The Securities & Exchange Commission has become increasingly active in the Bitcoin realm. The SEC has selectively brought enforcement actions against cryptocurrency-related investment schemes. In recent months, the SEC has taken particular steps to crack down on several attempts to raise money through Initial Coin Offerings (“ICOs”), a fundraising mechanism that generally consists of an offering of a new cryptocurrency or virtual token in exchange for Bitcoin or other virtual currencies. The SEC has determined that such token investment opportunities may constitute an “investment contract” and, therefore, a “security” under the federal securities laws.
The Commodity Futures Trading Commission (“CFTC”) has also played a role in developing the regulatory landscape. The CFTC has taken the position that virtual currencies are commodities for purposes of the Commodity Exchange Act (“CEA”), thus falling within its regulatory purview as well. The CFTC has rather actively sought to enforce the CEA when it comes to Bitcoin derivatives and exchanges, and along with the IRS, FinCEN, and the SEC, has played a key role in regulatory development. Its announcement in December 2017 that it would allow Bitcoin futures exchange trading set off a steady climb in the price of Bitcoin, demonstrating the impact that government regulations can have on the market.

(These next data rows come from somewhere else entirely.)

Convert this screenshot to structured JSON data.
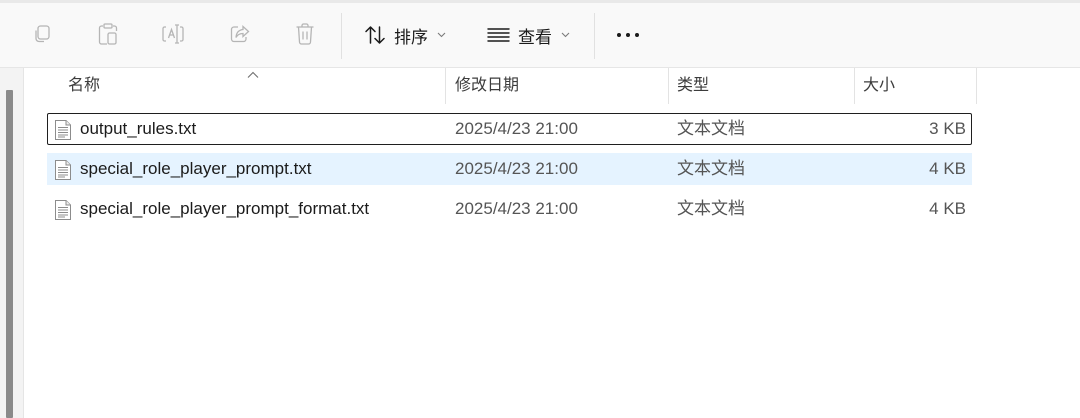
{
  "toolbar": {
    "sort_label": "排序",
    "view_label": "查看",
    "icons": [
      "copy-icon",
      "paste-icon",
      "rename-icon",
      "share-icon",
      "delete-icon",
      "sort-icon",
      "view-icon",
      "more-icon"
    ]
  },
  "columns": {
    "name": "名称",
    "date": "修改日期",
    "type": "类型",
    "size": "大小"
  },
  "files": [
    {
      "name": "output_rules.txt",
      "date": "2025/4/23 21:00",
      "type": "文本文档",
      "size": "3 KB",
      "state": "focused"
    },
    {
      "name": "special_role_player_prompt.txt",
      "date": "2025/4/23 21:00",
      "type": "文本文档",
      "size": "4 KB",
      "state": "selected"
    },
    {
      "name": "special_role_player_prompt_format.txt",
      "date": "2025/4/23 21:00",
      "type": "文本文档",
      "size": "4 KB",
      "state": "normal"
    }
  ],
  "colors": {
    "selection": "#e5f3ff",
    "focus_border": "#1f1f1f",
    "toolbar_bg": "#f9f9f9",
    "accent": "#0067c0"
  }
}
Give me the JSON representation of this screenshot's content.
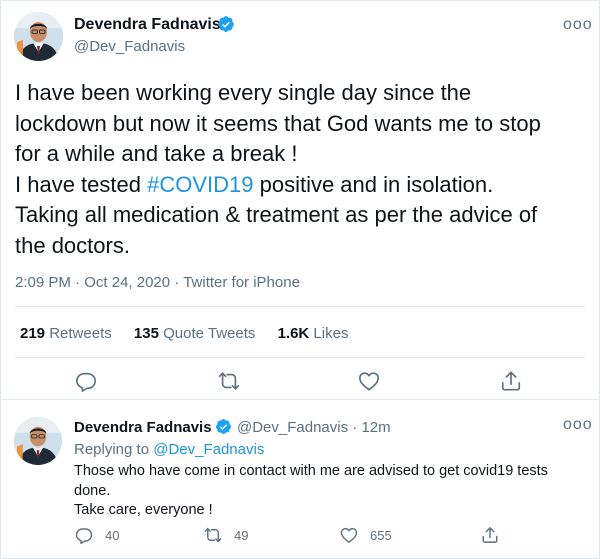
{
  "main_tweet": {
    "author_name": "Devendra Fadnavis",
    "handle": "@Dev_Fadnavis",
    "text_lines": [
      "I have been working every single day since the",
      "lockdown but now it seems that God wants me to stop",
      "for a while and take a break !",
      "I have tested ",
      "#COVID19",
      " positive and in isolation.",
      "Taking all medication & treatment as per the advice of",
      "the doctors."
    ],
    "time": "2:09 PM",
    "sep1": "·",
    "date": "Oct 24, 2020",
    "sep2": "·",
    "source": "Twitter for iPhone",
    "stats": {
      "retweets_count": "219",
      "retweets_label": "Retweets",
      "quotes_count": "135",
      "quotes_label": "Quote Tweets",
      "likes_count": "1.6K",
      "likes_label": "Likes"
    },
    "more": "ooo"
  },
  "reply_tweet": {
    "author_name": "Devendra Fadnavis",
    "handle_time": "@Dev_Fadnavis · 12m",
    "replying_prefix": "Replying to",
    "replying_to": "@Dev_Fadnavis",
    "text_lines": [
      "Those who have come in contact with me are advised to get covid19 tests",
      "done.",
      "Take care, everyone !"
    ],
    "reply_count": "40",
    "retweet_count": "49",
    "like_count": "655",
    "more": "ooo"
  },
  "colors": {
    "accent": "#1b95e0",
    "verified": "#1da1f2",
    "muted": "#5b7083",
    "text": "#0f1419",
    "border": "#e1e8ed"
  },
  "icons": {
    "reply": "reply-icon",
    "retweet": "retweet-icon",
    "like": "heart-icon",
    "share": "share-icon",
    "verified": "verified-badge-icon"
  }
}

Blockchain may yet prove to be the most revolutionary technology since the Internet. It has certainly shown the potential to be a disruptive force in a number of industries and to reshape social and economic patterns. Some, however, have noted that the hype may overshadow reality, and that blockchain seems to be an answer to a problem that none of us realized we even had. Admittedly, there is more than a kernel of truth behind such sentiments. But it is just as true that many saw no need for the Internet during its infancy. And just because we do not fully understand something or its implications does not mean it will not affect us. Accountants, attorneys, and businesspeople alike should not be lulled into a sense of complacency that blockchain is a phenomenon merely for the future. Indeed, the future has already happened.
As published by Jason B. Freeman in Today’s CPA Magazine.